Still, off I went to see a doctor who diagnosed leaky gut. He has told me to stop eating gluten, to eat more protein (I've been vegetarian for 40 years) and has given me a bunch of supplements for detox purposes, to heal, and to recolonise my guts with the right micro-organisms. This doctor had recently left his general practice to specialise in this sort of work in private practice.

Without going into detail, I will say that my digestive system is significantly better, my joint pain has reduced to a very occasional twinge, and I have lost a few kilos.

But more important is the change in my mental health. The doctor says that leaky gut is invariably accompanied by 'leaky brain', and that many people find relief from depression when their leaky gut problems are addressed.

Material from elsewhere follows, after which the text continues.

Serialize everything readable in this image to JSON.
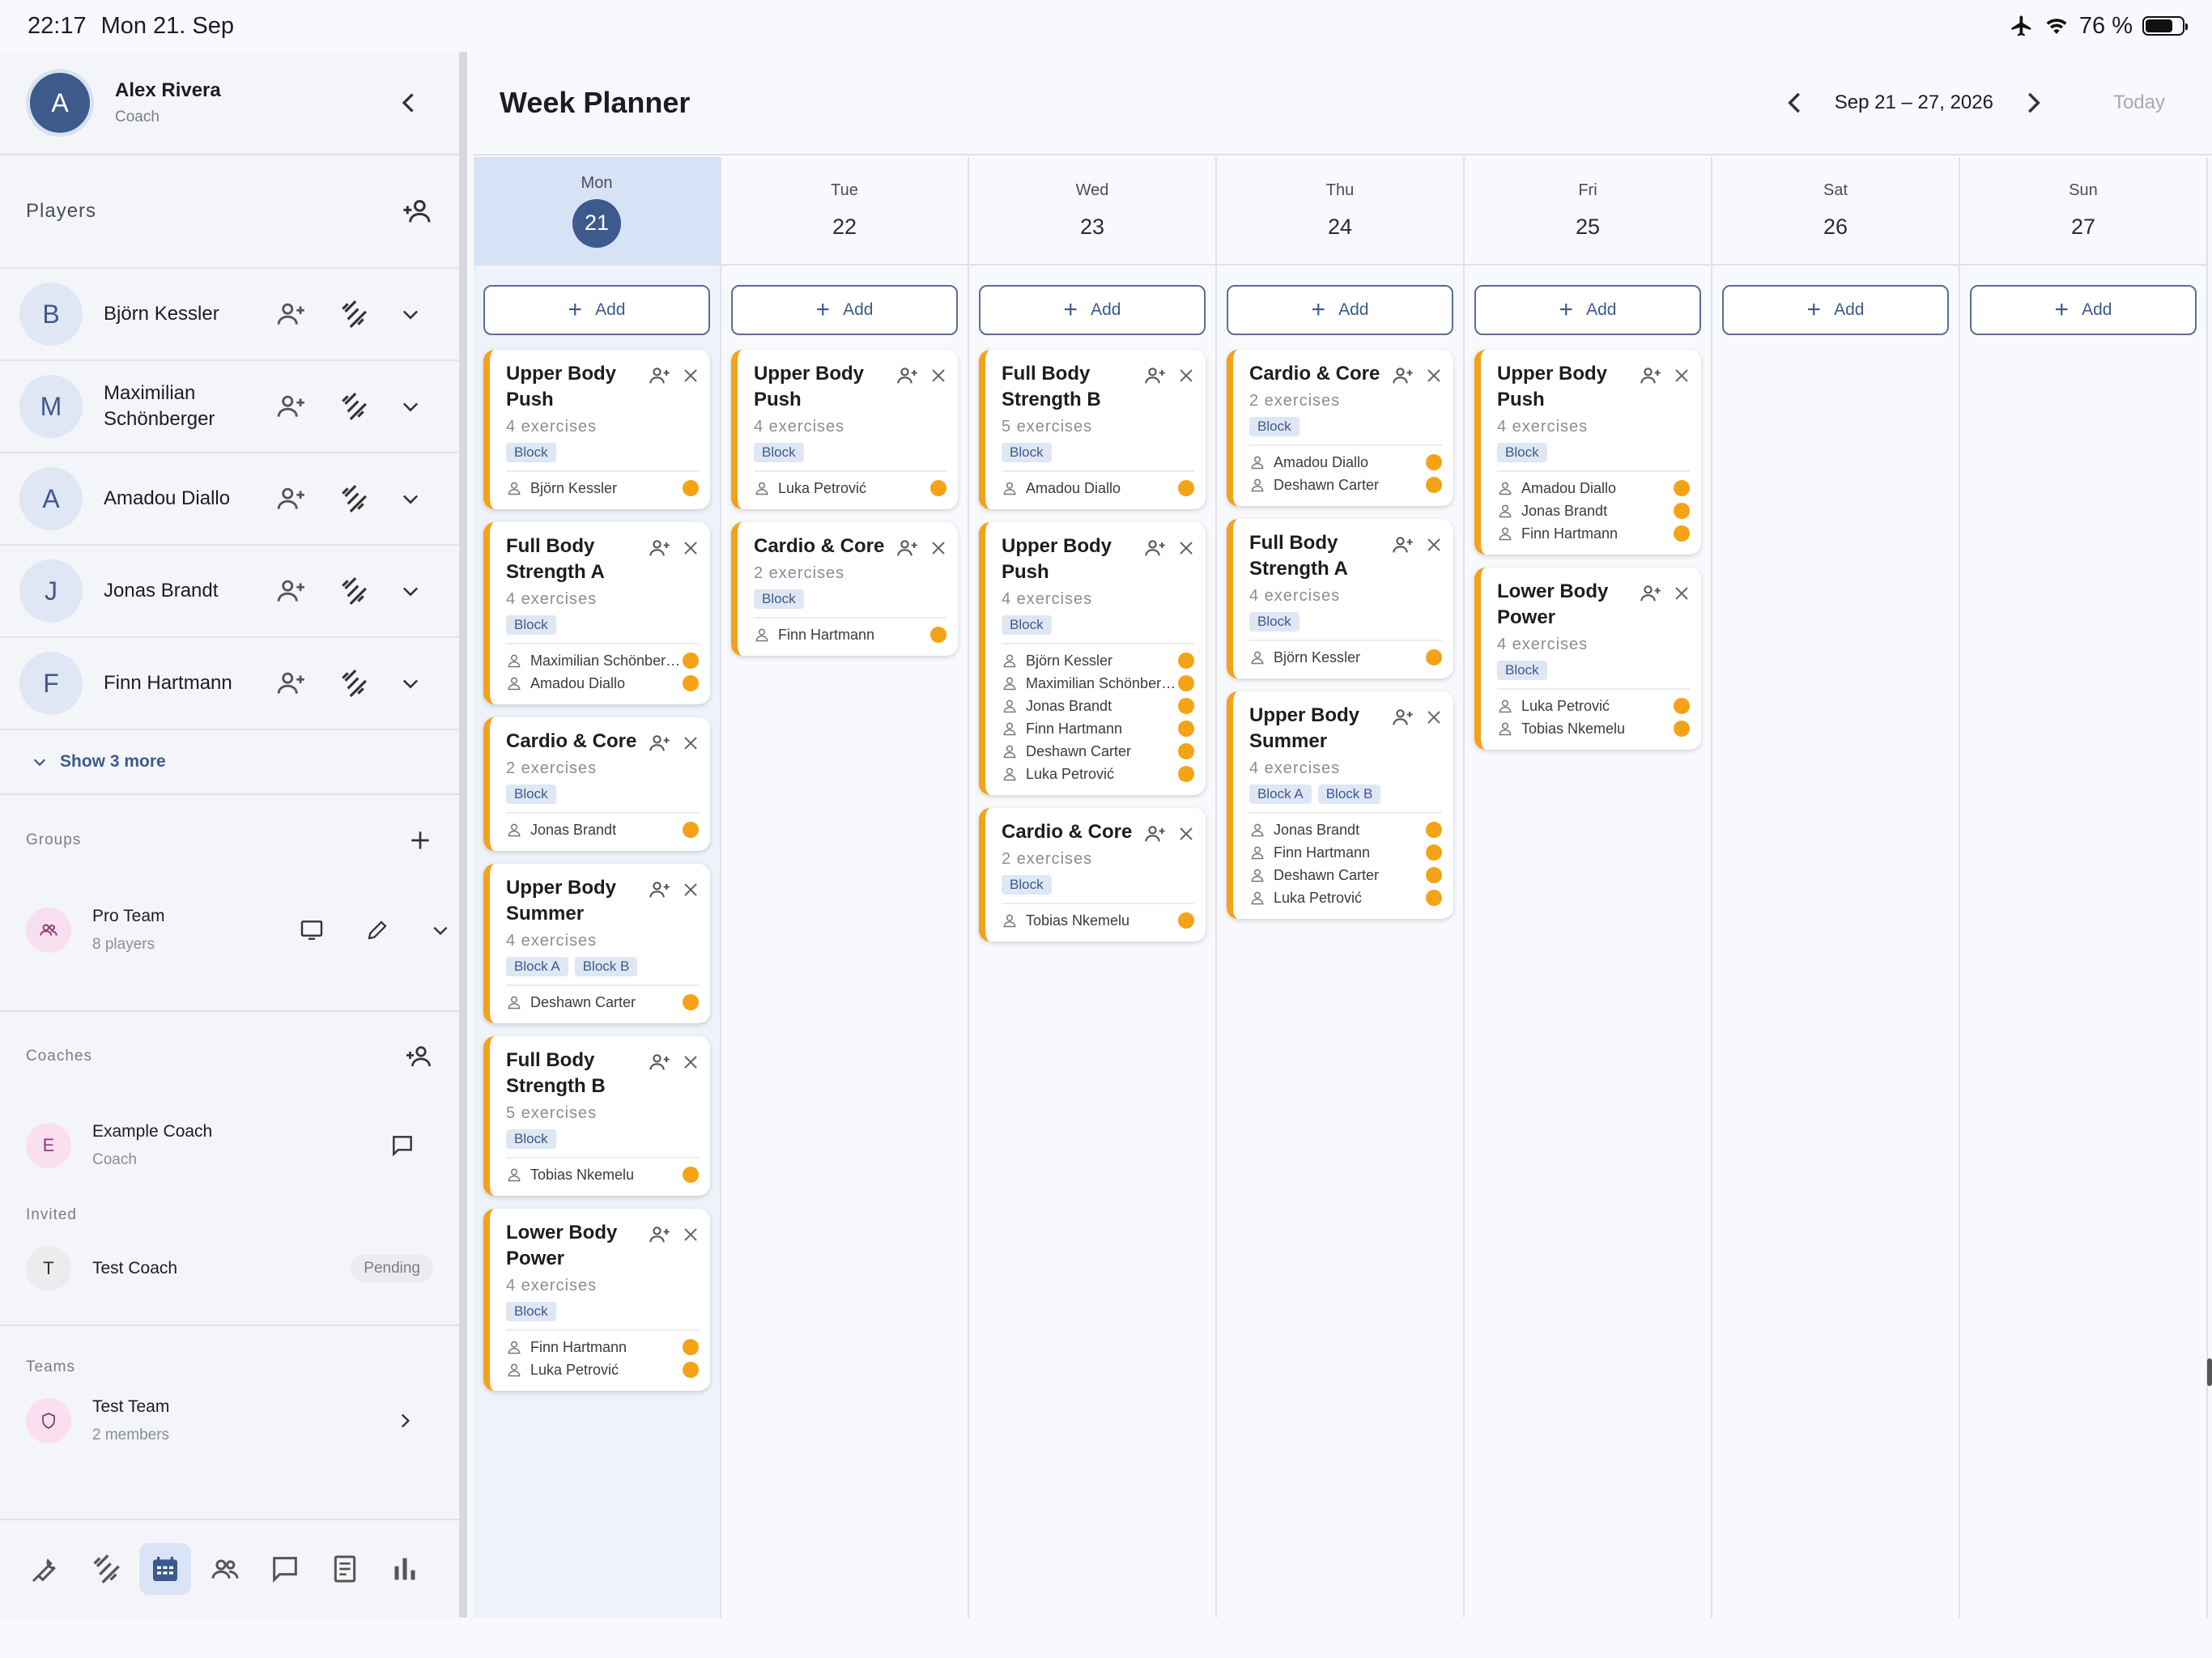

To start with I thought that I was feeling better simply because I had been given hope. But it's midwinter and I catch myself singing while I work. I am making books and doing other craft work again. I didn't have even the slightest meltdown when my computer broke down (those close to me know how big that one is!) I suddenly noticed the other day that I no longer count items of clothing and pegs when I hang out the washing. I no longer count my steps when I am walking alone in the street. In fact the only times I'm counting is when I'm doing things like knitting - k23, m1, k1, m1, k23........ There is no hint of even a tiny black sink hole in the back of my head where the depression has retreated but lingered in good times over the past decades.

And when I look in the mirror, even though I still see the white streaks in my hair, the wrinkles, lumps, bumps and surplus fat, I no longer feel nauseous. I just see a smile on the face of a contented, ordinary woman.

Life is good.

PS I found my old GP and have re-registered with him - he had taken over the general practice of the doctor who is guiding me through these changes!


Rain said...

wow. much empathy and relief to read to the end of your post.... half way through and i have a voice saying GAPS GAPS and this makes me nervous, but I have to share what i know. So glad to hear that you're on the right path for healing.

Cally said...

Thanks Rain. Yeah, GAPS or something like it - should have done it years ago, but when you are depressed it's hard to find the energy to make changes! I had to get myself a bit better before I could get myself a lot better!

Rebecca Clack said...

Busy summer months. Am catching up with some computer time and love to read your blog. This one has caught my attention for many reasons - the way you write draws me into everything you do, but I was especially impressed with the way you're dealing with depression - and noting changes that help. This "leaky gut" concept is one I'll check out for the whole inflammation concept. Thanks, Cally!

Cally said...

Thanks For your lovely feedback, Rebecca. Sometimes I wonder why I write a blog, when it's really just a journal. I realised the other day that the difference is that I take more care in writing here - my journal is more of a vomiting of feelings onto paper. I find myself writing in my journal far less frequently - maybe once I accept that I am no longer a journal writer I may write here more often.